I was watching The Colbert Report the other night when a picture of my local mosque flashed across the screen. Colbert was covering a story that the Murdoch-owned New York Post had broken a few days earlier: a man had barged into the mosque during a service, cursed at the congregants, pissed on their prayer rugs. 'No one can pray now,' someone had told the paper. 'The rugs are completely soiled. It was disgusting.'

So far, so bad. But Colbert (who isn't a journalist) didn't know that the Post journalists (it had taken three of them to file the 168-word story) had got it almost entirely wrong. The man – a certain Omar Rivera, who was just then nearing the end of a five-day drunk – was far too intoxicated to know where (and, quite possibly, who) he was. Whatever he may or may not have been shouting had nothing to do with Muslims; no prayer rugs had been soiled or damaged; Rivera hadn't even gone inside of the building. 'This act was not an intentional act aimed to desecrate the mosque in any way,' a spokesman for the mosque has said. 'He did not come onto the premises. There was no trespass, and we've relayed that to the NYPD and the District Attorney's office. We do, however, think that Mr Rivera needs help. And we do offer him help if he desires.'

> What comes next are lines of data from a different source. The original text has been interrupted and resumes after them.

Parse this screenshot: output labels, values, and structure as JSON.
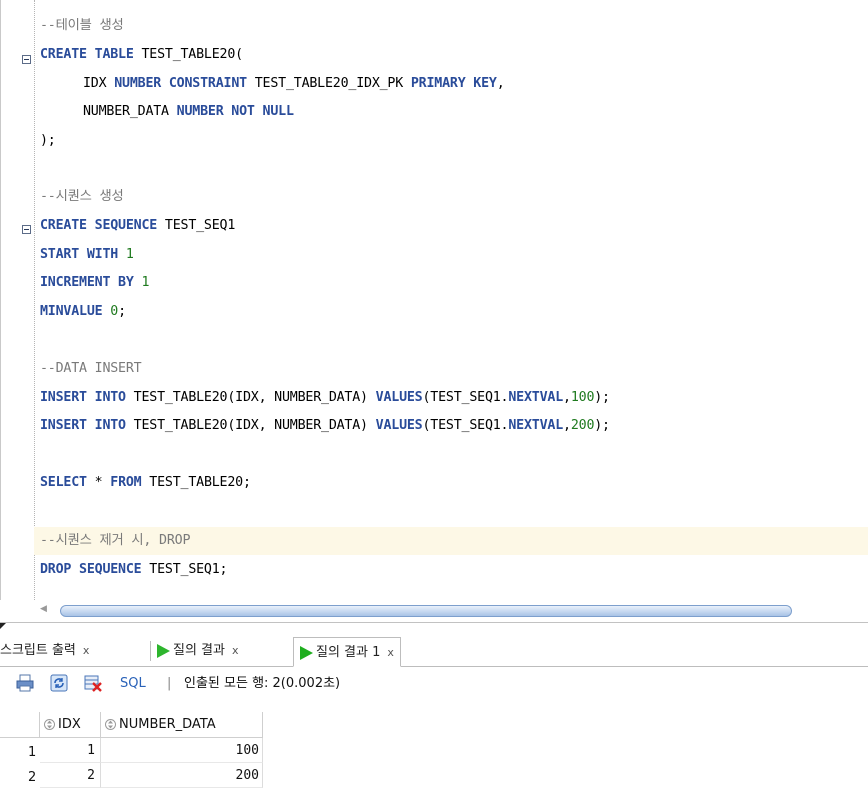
{
  "editor": {
    "lines": {
      "c1": "--테이블 생성",
      "c2_kw": "CREATE TABLE",
      "c2_rest": " TEST_TABLE20(",
      "c3_a": "IDX ",
      "c3_kw1": "NUMBER CONSTRAINT",
      "c3_b": " TEST_TABLE20_IDX_PK ",
      "c3_kw2": "PRIMARY KEY",
      "c3_c": ",",
      "c4_a": "NUMBER_DATA ",
      "c4_kw": "NUMBER NOT NULL",
      "c5": ");",
      "c6": "--시퀀스 생성",
      "c7_kw": "CREATE SEQUENCE",
      "c7_rest": " TEST_SEQ1",
      "c8_kw": "START WITH",
      "c8_num": "1",
      "c9_kw": "INCREMENT BY",
      "c9_num": "1",
      "c10_kw": "MINVALUE",
      "c10_num": "0",
      "c10_end": ";",
      "c11": "--DATA INSERT",
      "c12_kw1": "INSERT INTO",
      "c12_a": " TEST_TABLE20(IDX, NUMBER_DATA) ",
      "c12_kw2": "VALUES",
      "c12_b": "(TEST_SEQ1.",
      "c12_kw3": "NEXTVAL",
      "c12_c": ",",
      "c12_num": "100",
      "c12_d": ");",
      "c13_num": "200",
      "c14_kw1": "SELECT",
      "c14_a": " * ",
      "c14_kw2": "FROM",
      "c14_b": " TEST_TABLE20;",
      "c15": "--시퀀스 제거 시, DROP",
      "c16_kw": "DROP SEQUENCE",
      "c16_rest": " TEST_SEQ1;"
    }
  },
  "results": {
    "tabs": [
      {
        "label": "스크립트 출력",
        "close": "x"
      },
      {
        "label": "질의 결과",
        "close": "x"
      },
      {
        "label": "질의 결과 1",
        "close": "x"
      }
    ],
    "toolbar": {
      "sql_label": "SQL",
      "separator": "|",
      "status": "인출된 모든 행: 2(0.002초)"
    },
    "grid": {
      "columns": [
        "IDX",
        "NUMBER_DATA"
      ],
      "rows": [
        {
          "rownum": "1",
          "idx": "1",
          "number_data": "100"
        },
        {
          "rownum": "2",
          "idx": "2",
          "number_data": "200"
        }
      ]
    }
  },
  "colors": {
    "keyword": "#2a4c9a",
    "comment": "#7a7a7a",
    "number": "#1f7a1f",
    "highlight_line": "#fdf8e6"
  }
}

I thought of Mr Rivera again on Saturday as I made my way down to Manhattan's Ground Zero, passing half a dozen representatives of the English Defence League, two Mennonite choirs and a great many reporters on my way to the main vigil. When I got to Park Place, the site of the proposed Islamic community centre or, as the opposition would have it, the 'Ground Zero Mosque', journalists outnumbered protesters by about ten to one. Every so often there'd be a scrum of television cameras; somewhere inside it, two or three people would be arguing, nose-to-nose. 'The Constitution's not a suicide pact,' someone would say. Or: 'It's not a mosque, sir. But even if it were, where, exactly, would you like the mosque to be? Would four blocks away be far away enough? Would ten blocks do it? Could you show me on this map, sir, where exactly should this mosque be?'

Earlier in the day, a man had torn a few pages out of the Koran and set them on fire. The journalists flocked, but the man refused to answer their questions, or give his name, and, escorted by a couple of police officers, he disappeared into the local PATH Station for a train to New Jersey. Two 14-year-old girls held their own against a series of anti-mosque activists. A little while later, I ran into a former student of mine, who's now on the staff of the Post. She introduced me to her companion, who works for the Daily News. Rivals, in theory, they're joined at the hip; travelling everywhere and reporting everything together, in case one should get hold of something the other missed. This seems, to me, a waste of her talents, and his. But I guess it's how journalism works these days, and also why it doesn't.